## Dataset content
══════════════════════════════
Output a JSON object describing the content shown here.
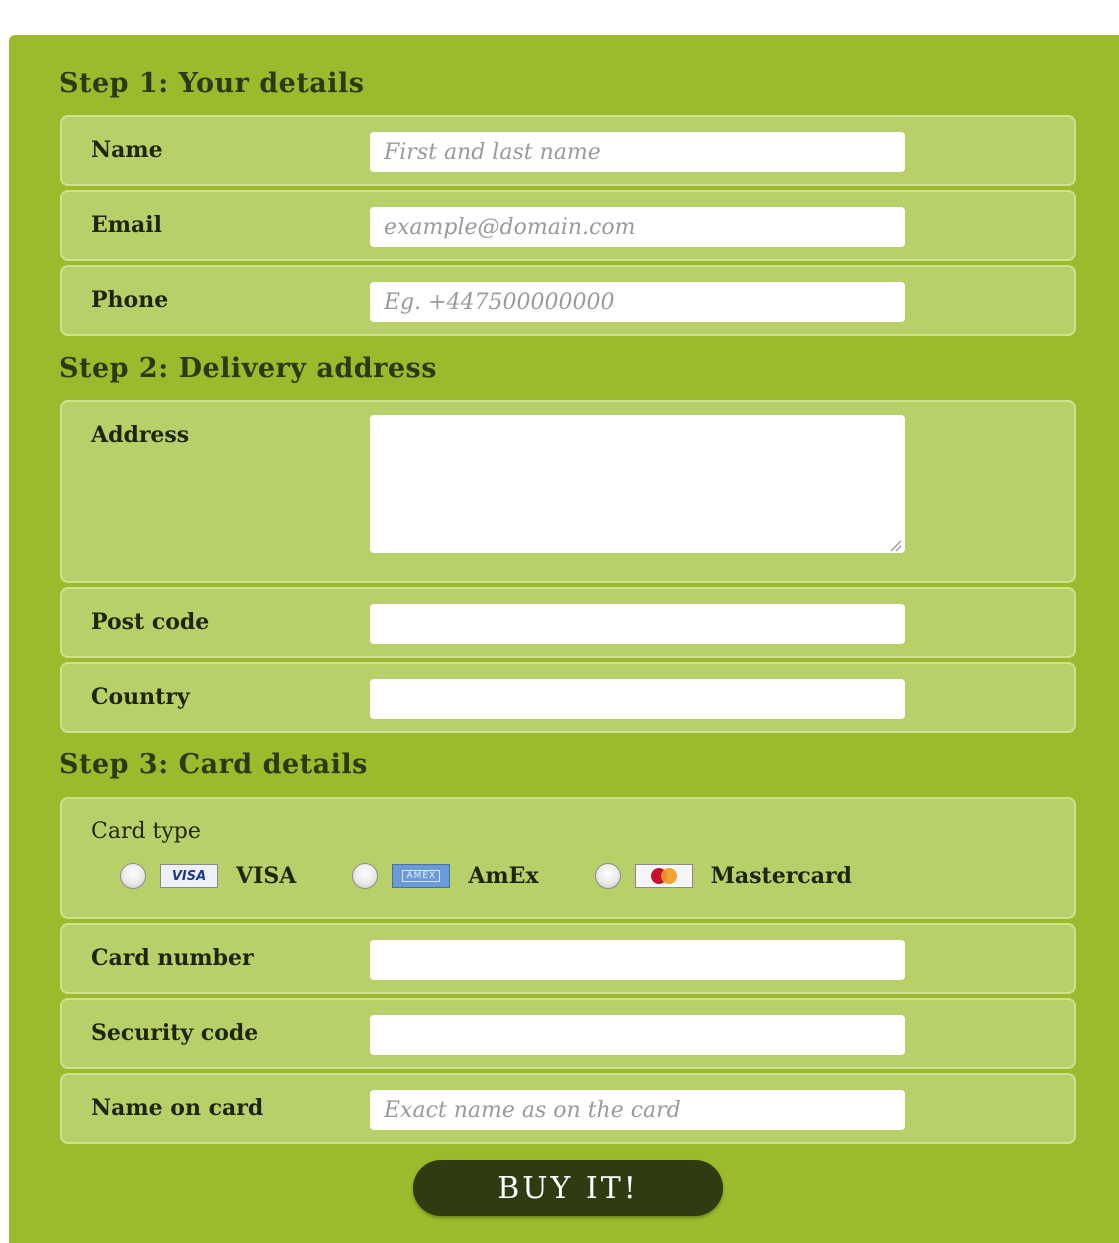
{
  "steps": [
    {
      "title": "Step 1: Your details"
    },
    {
      "title": "Step 2: Delivery address"
    },
    {
      "title": "Step 3: Card details"
    }
  ],
  "fields": {
    "name": {
      "label": "Name",
      "placeholder": "First and last name",
      "value": ""
    },
    "email": {
      "label": "Email",
      "placeholder": "example@domain.com",
      "value": ""
    },
    "phone": {
      "label": "Phone",
      "placeholder": "Eg. +447500000000",
      "value": ""
    },
    "address": {
      "label": "Address",
      "placeholder": "",
      "value": ""
    },
    "postcode": {
      "label": "Post code",
      "placeholder": "",
      "value": ""
    },
    "country": {
      "label": "Country",
      "placeholder": "",
      "value": ""
    },
    "card_number": {
      "label": "Card number",
      "placeholder": "",
      "value": ""
    },
    "security_code": {
      "label": "Security code",
      "placeholder": "",
      "value": ""
    },
    "name_on_card": {
      "label": "Name on card",
      "placeholder": "Exact name as on the card",
      "value": ""
    }
  },
  "card_type": {
    "label": "Card type",
    "options": [
      {
        "name": "VISA",
        "logo_text": "VISA",
        "icon": "visa-logo-icon"
      },
      {
        "name": "AmEx",
        "logo_text": "AMEX",
        "icon": "amex-logo-icon"
      },
      {
        "name": "Mastercard",
        "logo_text": "",
        "icon": "mastercard-logo-icon"
      }
    ]
  },
  "submit": {
    "label": "BUY IT!"
  },
  "colors": {
    "panel": "#9cbb2c",
    "row_bg": "#b8d06a",
    "row_border": "#cfe18f",
    "button": "#2f3b10"
  }
}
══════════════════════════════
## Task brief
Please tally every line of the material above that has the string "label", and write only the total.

## Answer box
11